Title: Those we Watch
Word Count 865
Disclaimer Not mine
Those We Watch
4 Bells, Afternoon watch
Mr Bracegirdle raised his watch.
His voice was a deep shout, quite unlike his usual affable tone. This was meant to carry through smoke and fire. It was meant to hearten men, to bring obedience forth from confusion.
They stopped moving, stood dripping sweat, smiling. They knew they had done well.
The air was shivering with the ghost of the cannon now. This was silence that felt like sound.
“Very well done lads.” He said. The cannon was hot to the touch. They stood back from it, leaning against the bulkhead, sweating.
“ A twenty second improvement,” Mr Bracegirdle held the watch high.
“Now there is a good gift to help Mr Hornblower recover,” He said “He will hear of it tonight. And I shall tell him that his division is one to be proud of. You men are dismissed.”
The men of Hornblower's division streamed away, toward the cooler air of the deck. Bracegirdle was still smiling, as he turned to the man standing beside him. He spoke to Kennedy, but pitched his voice to carry to everyone.
“We beat you this time, Mr Kennedy,” He said. “But not by much, you almost had us, By God.”
Kennedy, in turn, dismissed the men of his division. They were laughing as they left, glad to leave cannon drill behind them.
Mr Bracegirdle had a mild gaze. His eyes were a faded blue, they were forgettable. They suggested the gentle herbivore. He had known for years that he could rake with them, without causing alarm or offense. He did this now. He missed nothing
Mr Kennedy was soaked with sweat, exhausted. His hair hung wet, lank over his face, smuts of soot were wiped across the bridge of his nose. His own watch, was a lovely heavy thing, , better than Bracegirldle's own. He held it, forgotten, in his hand. These things were usual. Bracegirdle thought nothing of them. But he made a particular note of other things. There were brackets around Archie Kennedy's mouth, there was a fine tremor to his jaw, his lips were pressed together, white.
John Bracegirdle said nothing of this. He would speak of it later, but not to Archie Kennedy.
5 Bells, Afternoon Watch.
Captain Pellew looked up from his desk. His smile was wry. Captaincy was paperwork, days of it. Bracegirldle had said once, that he believed that all the papers would be a boon to future Naval historians. Pellew strongly doubted that. He hoped that the unknown future would not be so dull. He understood, of course, the need for documenting. But he did not have to like it. Sometimes at night, he dreamed, not of his wife, or the sea, but of endless writing. He saw, behind his own closed eyes, his own small black script, going on and on to the edge of vision.

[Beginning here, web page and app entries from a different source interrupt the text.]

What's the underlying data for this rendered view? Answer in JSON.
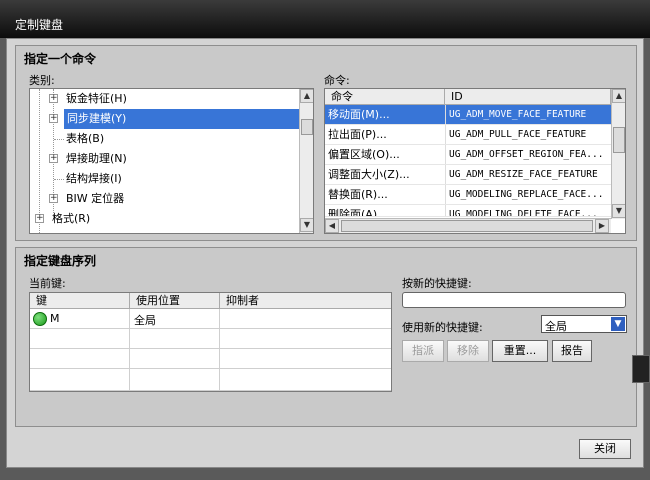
{
  "window": {
    "title": "定制键盘"
  },
  "command_group": {
    "title": "指定一个命令",
    "category_label": "类别:",
    "command_label": "命令:",
    "categories": [
      {
        "label": "钣金特征(H)",
        "expandable": true,
        "selected": false
      },
      {
        "label": "同步建模(Y)",
        "expandable": true,
        "selected": true
      },
      {
        "label": "表格(B)",
        "expandable": false,
        "selected": false
      },
      {
        "label": "焊接助理(N)",
        "expandable": true,
        "selected": false
      },
      {
        "label": "结构焊接(I)",
        "expandable": false,
        "selected": false
      },
      {
        "label": "BIW 定位器",
        "expandable": true,
        "selected": false
      },
      {
        "label": "格式(R)",
        "expandable": true,
        "selected": false
      }
    ],
    "command_headers": {
      "name": "命令",
      "id": "ID"
    },
    "commands": [
      {
        "name": "移动面(M)...",
        "id": "UG_ADM_MOVE_FACE_FEATURE",
        "selected": true
      },
      {
        "name": "拉出面(P)...",
        "id": "UG_ADM_PULL_FACE_FEATURE",
        "selected": false
      },
      {
        "name": "偏置区域(O)...",
        "id": "UG_ADM_OFFSET_REGION_FEA...",
        "selected": false
      },
      {
        "name": "调整面大小(Z)...",
        "id": "UG_ADM_RESIZE_FACE_FEATURE",
        "selected": false
      },
      {
        "name": "替换面(R)...",
        "id": "UG_MODELING_REPLACE_FACE...",
        "selected": false
      },
      {
        "name": "删除面(A)...",
        "id": "UG_MODELING_DELETE_FACE...",
        "selected": false
      }
    ]
  },
  "keyseq_group": {
    "title": "指定键盘序列",
    "current_keys_label": "当前键:",
    "headers": {
      "key": "键",
      "location": "使用位置",
      "inhibitor": "抑制者"
    },
    "rows": [
      {
        "key": "M",
        "location": "全局",
        "inhibitor": ""
      }
    ],
    "new_shortcut_label": "按新的快捷键:",
    "new_shortcut_value": "",
    "use_new_label": "使用新的快捷键:",
    "use_new_value": "全局",
    "buttons": {
      "assign": "指派",
      "remove": "移除",
      "reset": "重置...",
      "report": "报告"
    },
    "status_color": "#1a9a1a"
  },
  "footer": {
    "close": "关闭"
  }
}
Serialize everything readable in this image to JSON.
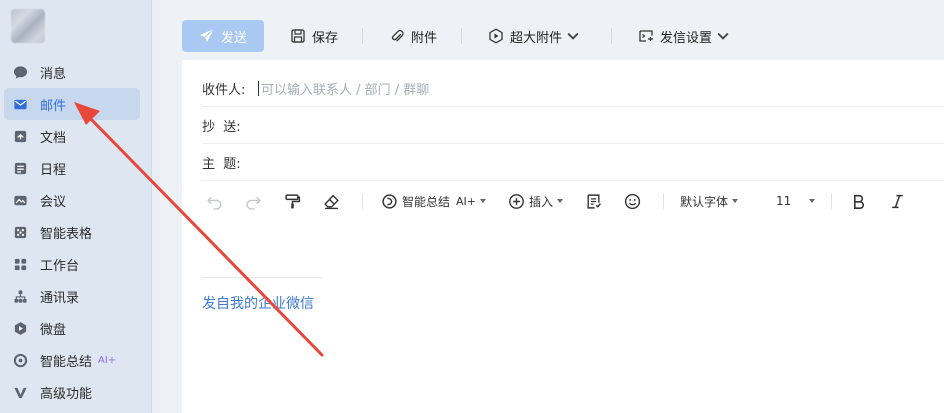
{
  "sidebar": {
    "items": [
      {
        "label": "消息",
        "icon": "chat-bubble-icon",
        "active": false
      },
      {
        "label": "邮件",
        "icon": "mail-icon",
        "active": true
      },
      {
        "label": "文档",
        "icon": "doc-icon",
        "active": false
      },
      {
        "label": "日程",
        "icon": "calendar-icon",
        "active": false
      },
      {
        "label": "会议",
        "icon": "meeting-icon",
        "active": false
      },
      {
        "label": "智能表格",
        "icon": "smart-table-icon",
        "active": false
      },
      {
        "label": "工作台",
        "icon": "workbench-icon",
        "active": false
      },
      {
        "label": "通讯录",
        "icon": "contacts-icon",
        "active": false
      },
      {
        "label": "微盘",
        "icon": "drive-icon",
        "active": false
      },
      {
        "label": "智能总结",
        "icon": "ai-summary-icon",
        "active": false,
        "tag": "AI+"
      },
      {
        "label": "高级功能",
        "icon": "premium-icon",
        "active": false
      }
    ]
  },
  "toolbar": {
    "send_label": "发送",
    "save_label": "保存",
    "attach_label": "附件",
    "big_attach_label": "超大附件",
    "send_settings_label": "发信设置"
  },
  "compose": {
    "to_label": "收件人:",
    "to_placeholder": "可以输入联系人 / 部门 / 群聊",
    "cc_label": "抄  送:",
    "subject_label": "主  题:",
    "signature": "发自我的企业微信"
  },
  "format": {
    "ai_summary_label": "智能总结",
    "ai_tag": "AI+",
    "insert_label": "插入",
    "font_label": "默认字体",
    "font_size": "11"
  },
  "colors": {
    "accent": "#2f6fd6",
    "send_disabled": "#a9c8f2",
    "annotation_arrow": "#e8473b"
  }
}
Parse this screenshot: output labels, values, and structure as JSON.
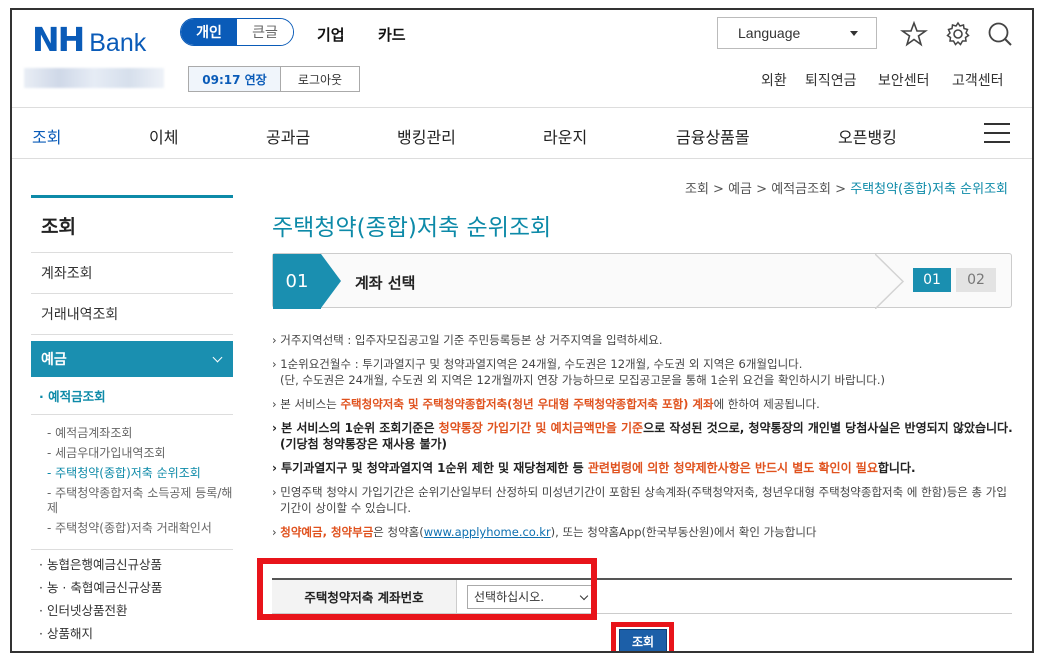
{
  "header": {
    "logo_nh": "NH",
    "logo_bank": "Bank",
    "segment": [
      "개인",
      "큰글"
    ],
    "topnav": [
      "기업",
      "카드"
    ],
    "language": "Language",
    "session_time": "09:17 연장",
    "logout": "로그아웃",
    "util_links": [
      "외환",
      "퇴직연금",
      "보안센터",
      "고객센터"
    ]
  },
  "gnb": [
    "조회",
    "이체",
    "공과금",
    "뱅킹관리",
    "라운지",
    "금융상품몰",
    "오픈뱅킹"
  ],
  "breadcrumb": [
    "조회",
    "예금",
    "예적금조회",
    "주택청약(종합)저축 순위조회"
  ],
  "breadcrumb_sep": ">",
  "sidebar": {
    "title": "조회",
    "items": [
      "계좌조회",
      "거래내역조회"
    ],
    "group": "예금",
    "sub_active": "· 예적금조회",
    "sub2": [
      "- 예적금계좌조회",
      "- 세금우대가입내역조회",
      "- 주택청약(종합)저축 순위조회",
      "- 주택청약종합저축 소득공제 등록/해제",
      "- 주택청약(종합)저축 거래확인서"
    ],
    "misc": [
      "· 농협은행예금신규상품",
      "· 농 · 축협예금신규상품",
      "· 인터넷상품전환",
      "· 상품해지"
    ]
  },
  "page_title": "주택청약(종합)저축 순위조회",
  "step": {
    "num": "01",
    "label": "계좌 선택",
    "pages": [
      "01",
      "02"
    ]
  },
  "notes": {
    "n1": "› 거주지역선택 : 입주자모집공고일 기준 주민등록등본 상 거주지역을 입력하세요.",
    "n2a": "› 1순위요건월수 : 투기과열지구 및 청약과열지역은 24개월, 수도권은 12개월, 수도권 외 지역은 6개월입니다.",
    "n2b": "(단, 수도권은 24개월, 수도권 외 지역은 12개월까지 연장 가능하므로 모집공고문을 통해 1순위 요건을 확인하시기 바랍니다.)",
    "n3_pre": "› 본 서비스는 ",
    "n3_hl": "주택청약저축 및 주택청약종합저축(청년 우대형 주택청약종합저축 포함) 계좌",
    "n3_post": "에 한하여 제공됩니다.",
    "n4_pre": "› 본 서비스의 1순위 조회기준은 ",
    "n4_hl": "청약통장 가입기간 및 예치금액만을 기준",
    "n4_post": "으로 작성된 것으로, 청약통장의 개인별 당첨사실은 반영되지 않았습니다. (기당첨 청약통장은 재사용 불가)",
    "n5_pre": "› 투기과열지구 및 청약과열지역 1순위 제한 및 재당첨제한 등 ",
    "n5_hl": "관련법령에 의한 청약제한사항은 반드시 별도 확인이 필요",
    "n5_post": "합니다.",
    "n6": "› 민영주택 청약시 가입기간은 순위기산일부터 산정하되 미성년기간이 포함된 상속계좌(주택청약저축, 청년우대형 주택청약종합저축 에 한함)등은 총 가입기간이 상이할 수 있습니다.",
    "n7_arrow": "› ",
    "n7_hl": "청약예금, 청약부금",
    "n7_mid": "은 청약홈(",
    "n7_link": "www.applyhome.co.kr",
    "n7_post": "), 또는 청약홈App(한국부동산원)에서 확인 가능합니다"
  },
  "form": {
    "label": "주택청약저축 계좌번호",
    "select_value": "선택하십시오."
  },
  "submit": "조회",
  "colors": {
    "brand": "#0a5bb8",
    "accent": "#1a8fb0",
    "highlight": "#e0521e",
    "annotation": "#e8141a"
  }
}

Bracegirldle closed the door and stood waiting.
“Sit down,” Pellew indicated a chair. His own gaze was dark brown, intelligent and penetrating. But it had been years and years since he had underestimated Bracegirldle.
“I am of two minds here, I find.” Pellew said at last. “What is your sense of it?”
John Bracegirdle nodded. “I think – yes.” He said. “We can manage. And it would be a kindness. Shall I pass the word for him?”
“No.” Captain Pellew pushed his writing aside. “I'll go down myself, presently.”
2 Bells, Dogwatch
Horatio was sleeping more easily now, than this morning. His head was turned away from the light, but Archie could see the grey-green shadows beneath his closed eyes. He was still rasping when he breathed, and he was thinner.
Archie pushed the dark hair back, to feel the fever. Yes, cooler. Horatio whimpered sleepily at the touch, Archie took his hand away. He heard himself murmur some soothing nonsense. It was something from his own days as a sick little boy, nothing he would admit to in the real day, but it seemed to help Horatio rest.
He pulled the blanket up, careful not to jostle Horatio's arm. He would watch and read, for a while. He had just settled in his hammock when a quiet knock came, at the door.
“No, no, as you were, Mr Kennedy.” Captain Pellew filled the doorway, but he was very quiet as he came into the room.
“How is he today?”
“A little better, I think, Sir.”
As Archie had done, the Captain reached out. He pushed the dark hair back, and rested his hand on Horatio's brow.
Sensing some strangeness, Horatio's eyes opened. They were bleary and confused. He was not awake.
“Father?” He whispered. The dark eyes spilled with tears.
Captain Pellew cleared his throat. He pushed the hair back again, in something very like a caress.
“A father, indeed, but not yours, lad.” He said. “Just your old Captain.”
He cleared his throat again, and turned to face Archie. His voice was soft.
“Mr Kennedy, I have a task for you,” He said